UN investigator seeks access to Saudi consulate in Istanbul over Khashoggi murder

A United Nations special rapporteur leading an international inquiry into the murder of Saudi journalist Jamal Khashoggi requested access to Saudi Arabia's consulate in Istanbul, and to visit the kingdom, Al Jazeera reported on Sunday.

Following the Turkish government's invitation, United Nation special rapporteur on executions, Agnes Callamard, have not received a reply from Saudi authorities about her request, Al Jazeera said.

"I have requested access to the Saudi consulate in Istanbul and a meeting with the ambassador of the Kingdom of Saud Arabia in Turkey," the website quoted Callamard as saying. "I have also sought permission to conduct a similar country-visit to the Kingdom of Saudi Arabia," she added.
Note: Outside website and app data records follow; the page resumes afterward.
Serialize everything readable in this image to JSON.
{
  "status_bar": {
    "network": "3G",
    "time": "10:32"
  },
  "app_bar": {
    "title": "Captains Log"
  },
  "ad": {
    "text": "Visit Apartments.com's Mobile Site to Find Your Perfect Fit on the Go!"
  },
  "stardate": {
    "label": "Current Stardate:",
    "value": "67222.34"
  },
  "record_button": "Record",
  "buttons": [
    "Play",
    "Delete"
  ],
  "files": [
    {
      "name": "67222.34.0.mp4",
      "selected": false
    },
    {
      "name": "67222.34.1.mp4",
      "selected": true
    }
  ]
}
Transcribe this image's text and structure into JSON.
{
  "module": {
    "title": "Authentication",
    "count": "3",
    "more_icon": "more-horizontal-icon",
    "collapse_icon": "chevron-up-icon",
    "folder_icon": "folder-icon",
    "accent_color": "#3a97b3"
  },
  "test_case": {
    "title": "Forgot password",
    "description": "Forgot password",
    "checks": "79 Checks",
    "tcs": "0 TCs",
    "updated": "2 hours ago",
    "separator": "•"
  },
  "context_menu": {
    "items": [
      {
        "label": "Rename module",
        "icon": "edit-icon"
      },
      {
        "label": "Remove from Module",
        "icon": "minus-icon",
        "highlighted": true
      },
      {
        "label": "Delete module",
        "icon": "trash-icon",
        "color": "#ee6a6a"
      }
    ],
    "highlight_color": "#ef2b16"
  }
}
Khashoggi, a Washington Post columnist and critic of the Saudi royal family, was last seen entering the consulate on Oct. 2. Turkish officials, declining to be identified, have told various news outlets that a team of Saudi agents working under the orders of the royal family murdered and dismembered him before transporting the body out of the country.

Turkey released a series of leaks following the murder that appeared to reveal a team of 15 Saudi agents had executed the killing. 

The Saudi authorities arrested 18 Saudis related to Khashoggi’s murder and five top Saudi officials were fired, including Crown Prince Mohammed bin Salman’s adviser. 

Turkey demands from Saudi Arabia to extradite suspects connected to the murder of Khashoggi, saying the journalist had been killed on Turkish soil. The Saudi authorities have repeatedly declined Ankara’s requests. 

The murder of Khashoggi has sparked a diplomatic crisis between Saudi Arabia and Turkey, which is also known for its imprisonment of journalists and its kidnapping of dissidents.

Relations between Turkey and Saudi Arabia have deteriorated over the past year after Erdoğan sided with Qatar in its dispute with Saudi-led Gulf states. Khashoggi’s disappearance has also sparked anger among U.S. lawmakers and other officials.